“It’s a huge contradiction because we’re the Health Department,” one agency worker told The Post.

“We, of all agencies, are falling short of implementing an evidence-based and science-informed return-to-office process.”

“We’re not just whiny people who want to sit at home in sweatpants on our laptops,” a second DOH employee said.

“We are all so committed and dedicated to public health, and so hardworking.

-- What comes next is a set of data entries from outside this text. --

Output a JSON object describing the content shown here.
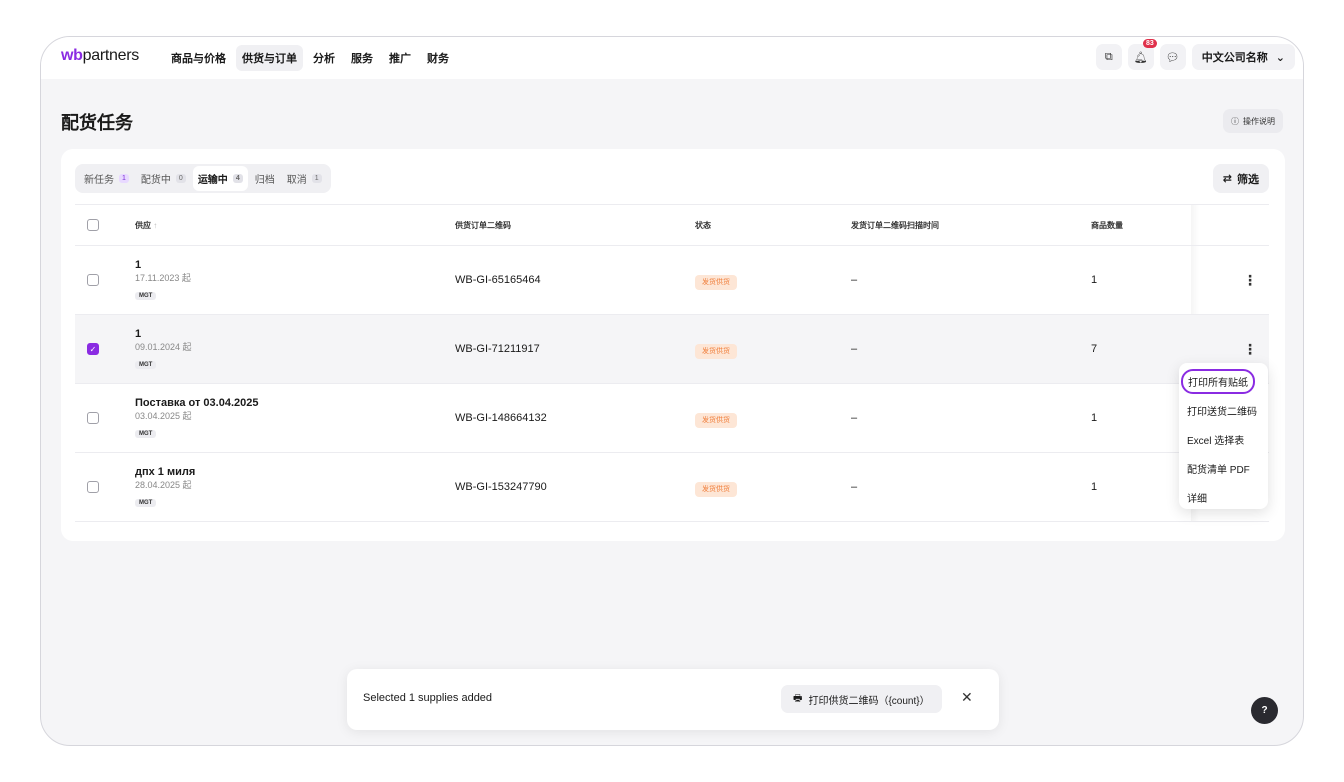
{
  "brand": {
    "logo_wb": "wb",
    "logo_rest": "partners"
  },
  "nav": [
    "商品与价格",
    "供货与订单",
    "分析",
    "服务",
    "推广",
    "财务"
  ],
  "topbar": {
    "notif_badge": "83",
    "company_name": "中文公司名称"
  },
  "page": {
    "title": "配货任务",
    "help_label": "操作说明"
  },
  "tabs": [
    {
      "label": "新任务",
      "count": "1"
    },
    {
      "label": "配货中",
      "count": "0"
    },
    {
      "label": "运输中",
      "count": "4"
    },
    {
      "label": "归档",
      "count": ""
    },
    {
      "label": "取消",
      "count": "1"
    }
  ],
  "filter_label": "筛选",
  "table": {
    "headers": {
      "supply": "供应",
      "qr": "供货订单二维码",
      "status": "状态",
      "scan_time": "发货订单二维码扫描时间",
      "qty": "商品数量"
    },
    "rows": [
      {
        "name": "1",
        "date": "17.11.2023 起",
        "tag": "MGT",
        "qr": "WB-GI-65165464",
        "status": "发货供货",
        "time": "–",
        "qty": "1",
        "checked": false
      },
      {
        "name": "1",
        "date": "09.01.2024 起",
        "tag": "MGT",
        "qr": "WB-GI-71211917",
        "status": "发货供货",
        "time": "–",
        "qty": "7",
        "checked": true
      },
      {
        "name": "Поставка от 03.04.2025",
        "date": "03.04.2025 起",
        "tag": "MGT",
        "qr": "WB-GI-148664132",
        "status": "发货供货",
        "time": "–",
        "qty": "1",
        "checked": false
      },
      {
        "name": "дпх 1 миля",
        "date": "28.04.2025 起",
        "tag": "MGT",
        "qr": "WB-GI-153247790",
        "status": "发货供货",
        "time": "–",
        "qty": "1",
        "checked": false
      }
    ]
  },
  "row_menu": [
    "打印所有贴纸",
    "打印送货二维码",
    "Excel 选择表",
    "配货清单 PDF",
    "详细"
  ],
  "toast": {
    "message": "Selected 1 supplies added",
    "action": "打印供货二维码（{count}）"
  },
  "help_fab": "?"
}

But we want scientific evidence explaining why it’s safe to go back to the office.”

Their eight-page Oct. 1 letter to DOH Commissioner Dave Chokshi says the agency’s Queens headquarters lacks onsite COVID-19 testing and sufficient supplies of hand soap and sanitizer.

“We’ve continuously found hand sanitizing stations empty on the 11th floor and a lack of hand soap available at 11th-floor kitchen sinks, despite having placed several service requests,” the fed-up public health workers wrote in the letter, which was obtained by The Post.

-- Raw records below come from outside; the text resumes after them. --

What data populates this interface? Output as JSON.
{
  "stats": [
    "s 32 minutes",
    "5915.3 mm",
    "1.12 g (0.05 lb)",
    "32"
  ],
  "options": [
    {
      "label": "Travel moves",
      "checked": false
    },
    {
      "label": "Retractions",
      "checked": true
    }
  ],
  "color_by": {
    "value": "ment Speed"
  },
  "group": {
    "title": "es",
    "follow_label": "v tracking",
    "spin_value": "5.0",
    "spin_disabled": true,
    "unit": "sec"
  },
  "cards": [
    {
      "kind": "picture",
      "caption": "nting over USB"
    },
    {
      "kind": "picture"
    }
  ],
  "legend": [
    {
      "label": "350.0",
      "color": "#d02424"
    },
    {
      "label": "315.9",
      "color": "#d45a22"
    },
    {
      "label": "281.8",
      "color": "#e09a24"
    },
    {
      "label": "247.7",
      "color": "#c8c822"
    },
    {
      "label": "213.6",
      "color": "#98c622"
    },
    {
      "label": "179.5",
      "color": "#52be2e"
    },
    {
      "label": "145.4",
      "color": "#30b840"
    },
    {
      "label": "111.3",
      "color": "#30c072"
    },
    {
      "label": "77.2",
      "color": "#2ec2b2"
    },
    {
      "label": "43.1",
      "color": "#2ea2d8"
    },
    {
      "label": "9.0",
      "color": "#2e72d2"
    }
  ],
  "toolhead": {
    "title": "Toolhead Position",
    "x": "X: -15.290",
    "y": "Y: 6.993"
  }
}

 In addition, not all employees are adhering to mask rules — and instead of having supervisors enforce them, workers are asked to “police each other,” which creates uncomfortable situations, according to the letter.

The open cubicle setting at Long Island City headquarters also doesn’t allow for social distancing because desks are closer than six feet apart, a third DOH worker told The Post.

The letter requests agency officials “regularly provide information about our actual risks at the worksite, based on available evidence,” including the number of staff infected with COVID-19 and the “date of diagnosis at different DOHMH worksites.”

“Be transparent with actual details on airflow, expected transmission rate in our workplace settings, the rationale for removing the physical distancing requirement, and why it is considered safe to have us eat at our desks,” it says.

The exasperated agency workers also want to know why the commissioner didn’t question the mayor’s decision to force all 300,000 city workers back to their desks full-time starting Sept. 13 if it isn’t safe.

They note that Chokshi told them during an internal town hall meeting in August that productivity hadn’t suffered from remote work during the pandemic — despite the mayor saying that municipal workers don’t get as much done at home.

The Health Department has led the city’s response to the pandemic that’s sickened over 1 million New Yorkers and killed nearly 35,000 residents.

This exchange during a very overlooked zoom briefing about the Key to NYC revealed DOH officials flouting these guidelines.


Governor Kathy's ethics czar is fine with Cuomo's pandemic profiteering

NY Post

Martin Levine, JCOPE’s deputy general and then co-executive director, last year approved Cuomo’s profit-making book contract.

Cuomo agreed that state government resources would not be used to prepare the book under the ethics agreement with JCOPE.

“I move to void the opinion of the deputy general counsel [Martin Levine] acting in the capacity as acting co-executive director approving Gov. Cuomo’s publishing activity on the ground that there was a failure of required concurrence by the other acting co-executive director,” Lavine, who was appointed by Senate Minority Leader Rob Ortt (R-Lockport).

Lavine was referring to Monica Stamm, the legal counsel, who was then the co-executive director because CEO executive director Setha Agata resigned.

An amendment to the motion said the book deal was approved based on “material facts that were omitted” or “misrepresentations.”

The defeated motion also would have given Cuomo, who is no longer in office, 20 days to re-apply for JCOPE’s blessing.

JCOPE last month also voted to allow Cuomo to keep the profits from his book, “American Crisis: Leadership Lessons from the COVID-19 Pandemic.”